» Work order: Please print the entries exactly, omitting each image.

****************************************

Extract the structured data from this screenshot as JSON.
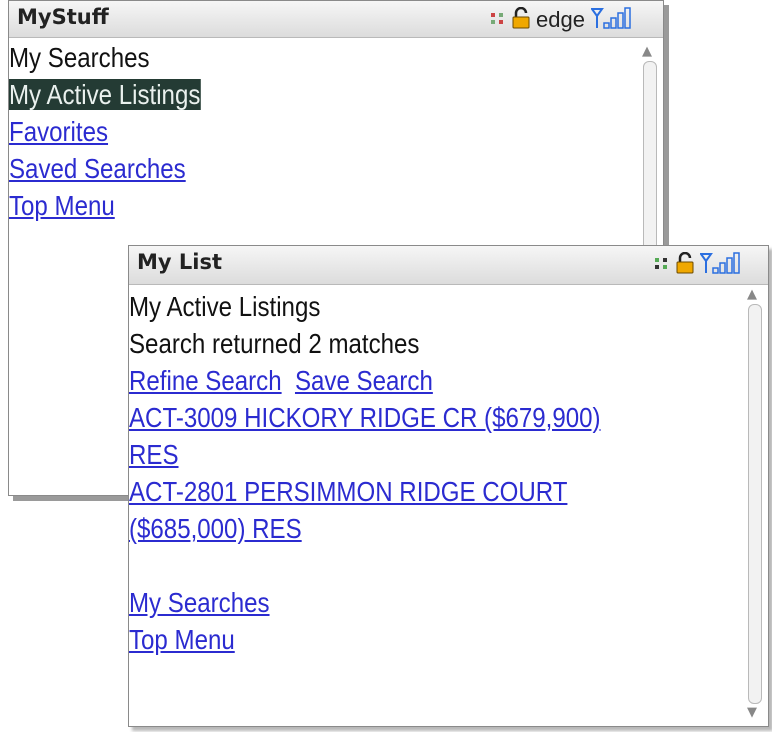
{
  "window_back": {
    "title": "MyStuff",
    "status": {
      "network_label": "edge"
    },
    "items": [
      "My Searches",
      "My Active Listings",
      "Favorites",
      "Saved Searches",
      "Top Menu"
    ]
  },
  "window_front": {
    "title": "My List",
    "heading": "My Active Listings",
    "result_text": "Search returned 2 matches",
    "actions": {
      "refine": "Refine Search",
      "save": "Save Search"
    },
    "listings": [
      {
        "line1": "ACT-3009 HICKORY RIDGE CR ($679,900)",
        "line2": "RES"
      },
      {
        "line1": "ACT-2801 PERSIMMON RIDGE COURT",
        "line2": "($685,000) RES"
      }
    ],
    "links": [
      "My Searches",
      "Top Menu"
    ]
  },
  "colors": {
    "link": "#2b2bd0",
    "selection_bg": "#243b34",
    "title_text": "#222222",
    "signal_icon": "#2b6fe0",
    "lock_icon": "#f0a800"
  },
  "icons": [
    "network-activity-icon",
    "lock-icon",
    "signal-strength-icon",
    "scroll-up-arrow-icon",
    "scroll-down-arrow-icon"
  ]
}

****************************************

» Exercise output:
Extract the structured data from this screenshot as JSON.
{
  "window_back": {
    "title": "MyStuff",
    "status": {
      "network_label": "edge"
    },
    "items": [
      "My Searches",
      "My Active Listings",
      "Favorites",
      "Saved Searches",
      "Top Menu"
    ]
  },
  "window_front": {
    "title": "My List",
    "heading": "My Active Listings",
    "result_text": "Search returned 2 matches",
    "actions": {
      "refine": "Refine Search",
      "save": "Save Search"
    },
    "listings": [
      {
        "line1": "ACT-3009 HICKORY RIDGE CR ($679,900)",
        "line2": "RES"
      },
      {
        "line1": "ACT-2801 PERSIMMON RIDGE COURT",
        "line2": "($685,000) RES"
      }
    ],
    "links": [
      "My Searches",
      "Top Menu"
    ]
  },
  "colors": {
    "link": "#2b2bd0",
    "selection_bg": "#243b34",
    "title_text": "#222222",
    "signal_icon": "#2b6fe0",
    "lock_icon": "#f0a800"
  },
  "icons": [
    "network-activity-icon",
    "lock-icon",
    "signal-strength-icon",
    "scroll-up-arrow-icon",
    "scroll-down-arrow-icon"
  ]
}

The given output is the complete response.